Indicate only the number of lines in the listing below in which the word "label" appears.

SUPPLIED DATA:
◇ ◇ ◇ ◇ ◇ ◇ ◇
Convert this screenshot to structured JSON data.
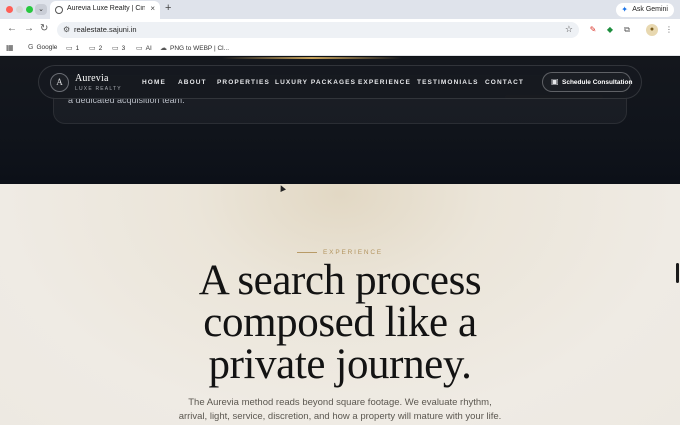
{
  "browser": {
    "tab_title": "Aurevia Luxe Realty | Cinem",
    "tab_menu_glyph": "⌄",
    "new_tab_glyph": "+",
    "close_glyph": "×",
    "ask_gemini": "Ask Gemini",
    "url": "realestate.sajuni.in",
    "bookmarks": [
      {
        "label": "Google",
        "icon": "google-icon"
      },
      {
        "label": "1",
        "icon": "folder-icon"
      },
      {
        "label": "2",
        "icon": "folder-icon"
      },
      {
        "label": "3",
        "icon": "folder-icon"
      },
      {
        "label": "AI",
        "icon": "folder-icon"
      },
      {
        "label": "PNG to WEBP | Cl...",
        "icon": "cloud-icon"
      }
    ]
  },
  "prev_section": {
    "text": "a dedicated acquisition team."
  },
  "navbar": {
    "logo_letter": "A",
    "brand": "Aurevia",
    "brand_sub": "LUXE REALTY",
    "items": [
      "HOME",
      "ABOUT",
      "PROPERTIES",
      "LUXURY PACKAGES",
      "EXPERIENCE",
      "TESTIMONIALS",
      "CONTACT"
    ],
    "cta": "Schedule Consultation"
  },
  "experience": {
    "eyebrow": "EXPERIENCE",
    "headline_lines": [
      "A search process",
      "composed like a",
      "private journey."
    ],
    "body_lines": [
      "The Aurevia method reads beyond square footage. We evaluate rhythm,",
      "arrival, light, service, discretion, and how a property will mature with your life."
    ]
  },
  "colors": {
    "gold": "#c6a25c",
    "dark_bg": "#10141b",
    "light_bg": "#ede9e2",
    "headline": "#131313"
  }
}
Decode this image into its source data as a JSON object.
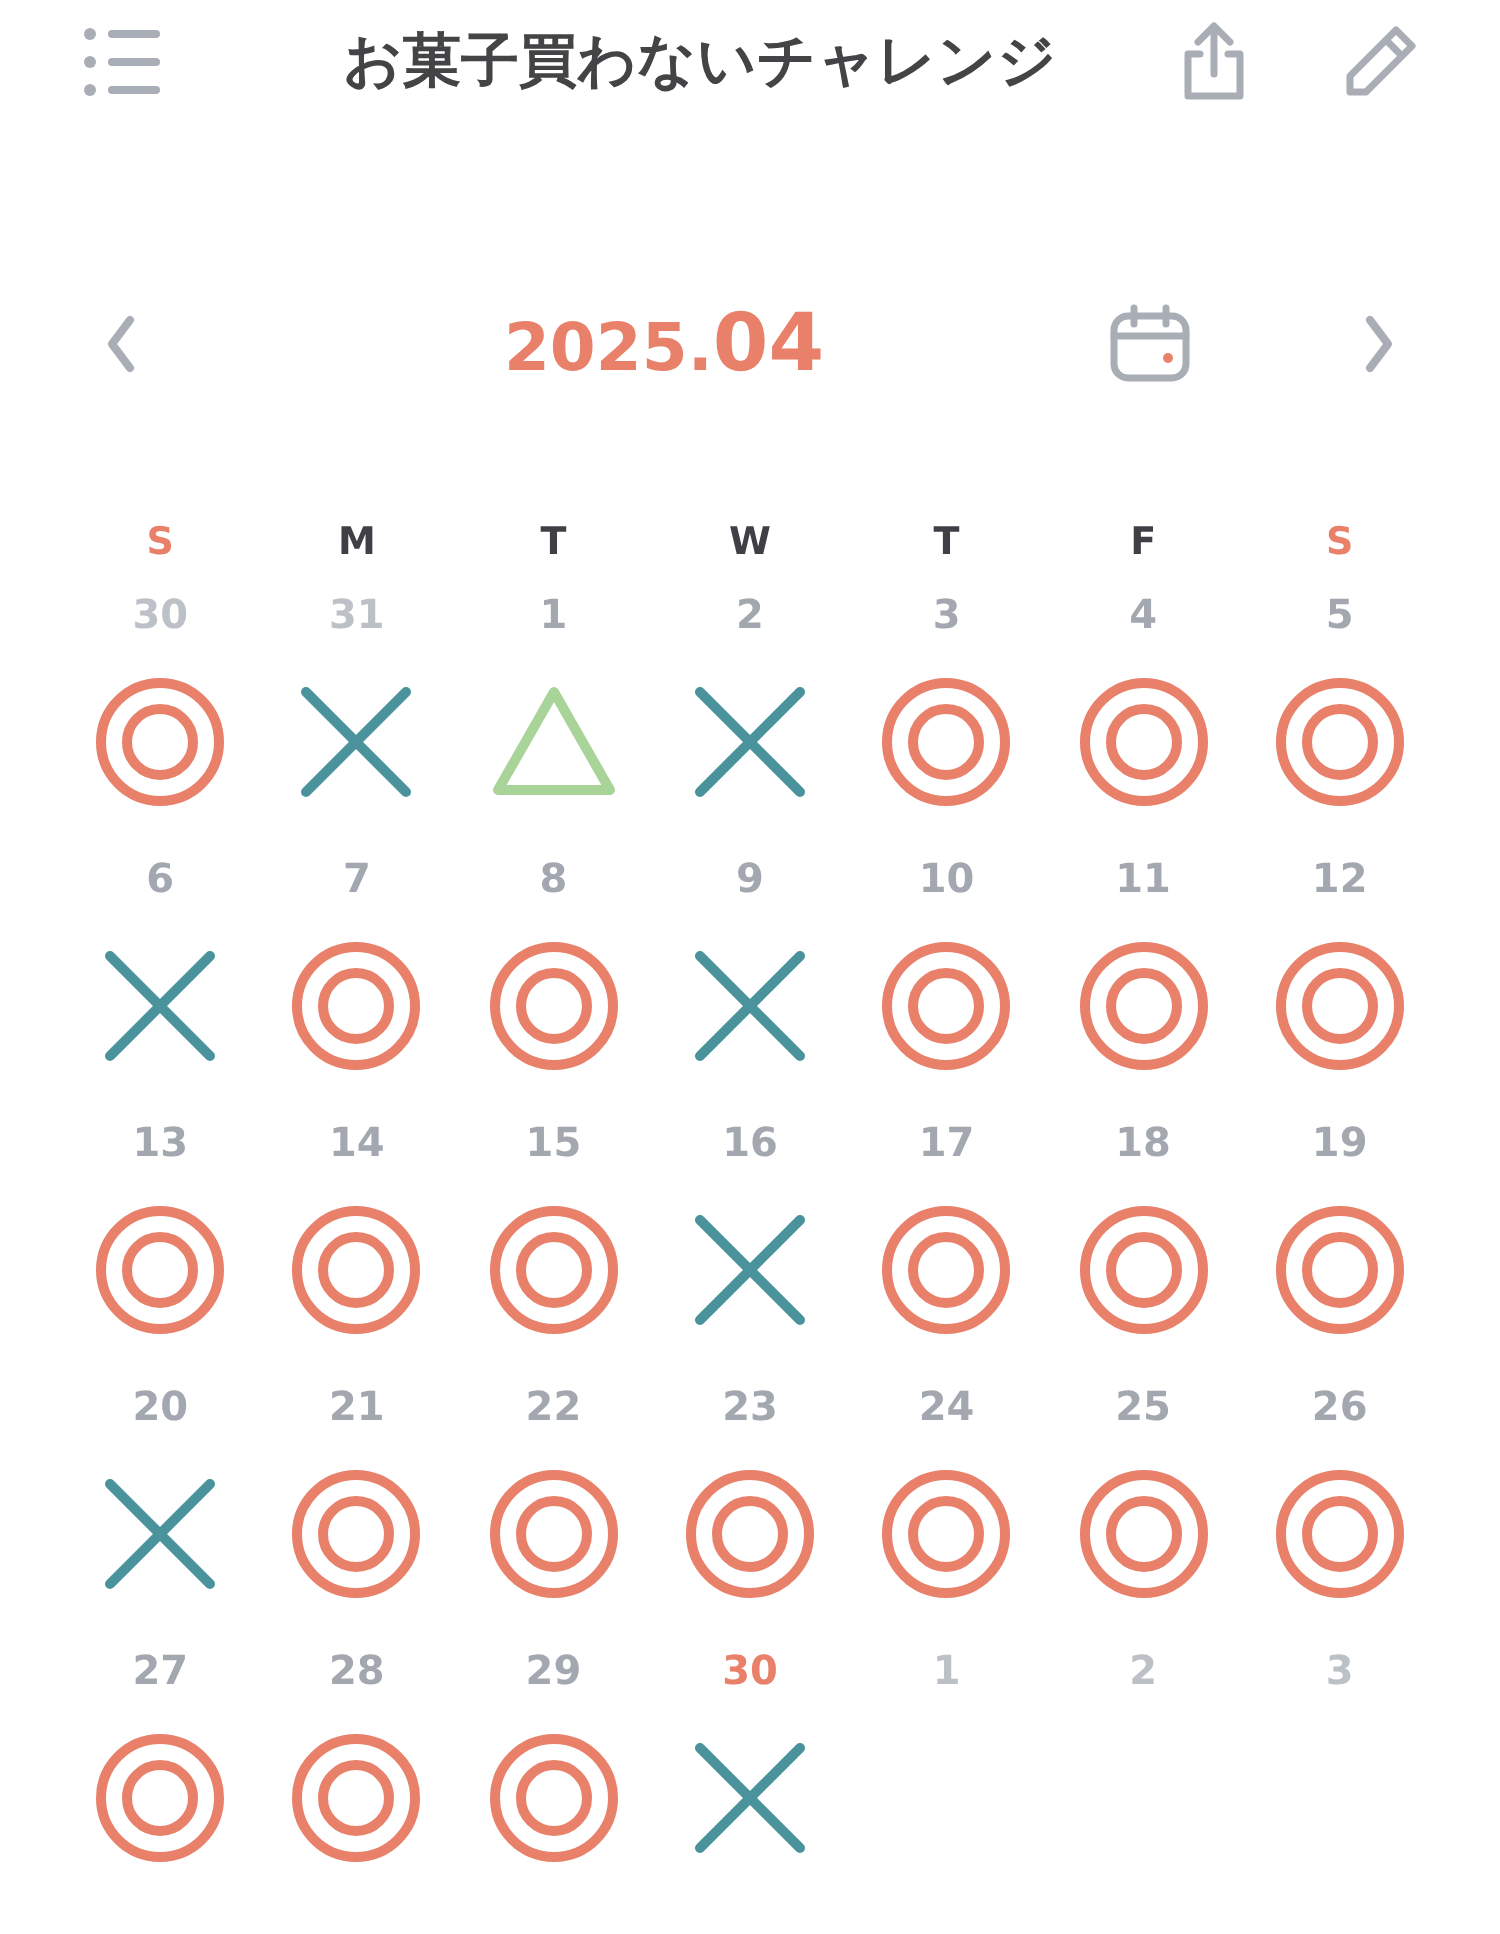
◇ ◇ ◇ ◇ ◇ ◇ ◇
TASK RESPONSE:
6